The Valluvar Kottam on the corner of Kodambakkam High Rd and Village Rd, honours the acclaimed Tamil Poet, Thiruvalluvar, whose classic work - one thousand three hundred and thirty kurals (couplets) - are reputed to be about 2000 years old. Established in 1976, Valluvar Kottam replicates ancient Tamil architecture with the 1330 verse Kural inscribed on panels. The outer structure in stone is a replica of the temple car of Thiruvarur in Tamilnadu.

B.M Birla Planetarium is situated in Kotturpuram in Chennai, the B. M. Birla Planetarium houses a modern, fully computerised projector, which depicts the heavens on a hemispherical dome.

The National Art Gallery is situated in Egmore were established in 1857. There are sections on geology, archaeologym anthropology, numismatics, botany, zoology and sculpture, besides a collection of armoury.

Government Museum: Well worth visiting, the Government Museum is on Pantheon Rd, between Egmore and Anna Salai. The buildings originally belonged to a group of eminent British citizens, known as the Pantheon Committee, who were charged with improving the social life of the British in Chennai. The main building has a fine archaeological section representing all the major south Indian periods including Chola, Vijayanagar, Hoysala and Chalukya. It also houses a good ethnology collection. The bronze gallery has a superb collection of Chola art. One of the most impressive is the bronze of Ardhanariswara, the androgynous incarnation of Shiva.

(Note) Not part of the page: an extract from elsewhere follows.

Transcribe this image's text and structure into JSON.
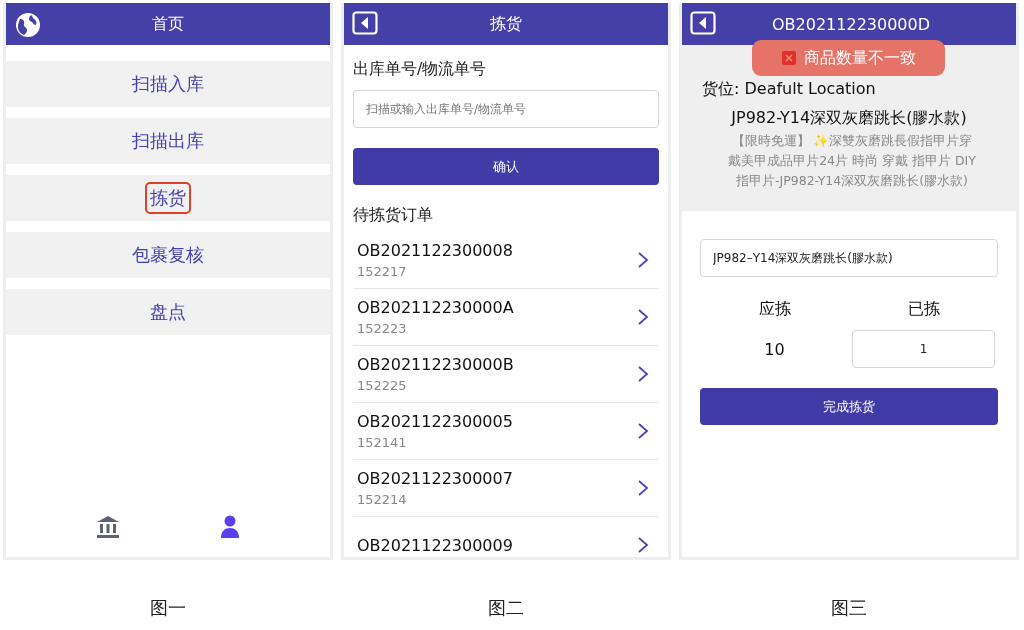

Marina Beach:
The stretch of beach known as the Marina extends for 13km. South of the pitiful aquarium is the Ice House, once used to store massive ice blocks transported by ship from North America. It later became the venue from which Vivekanand preached his ascetic philosophy.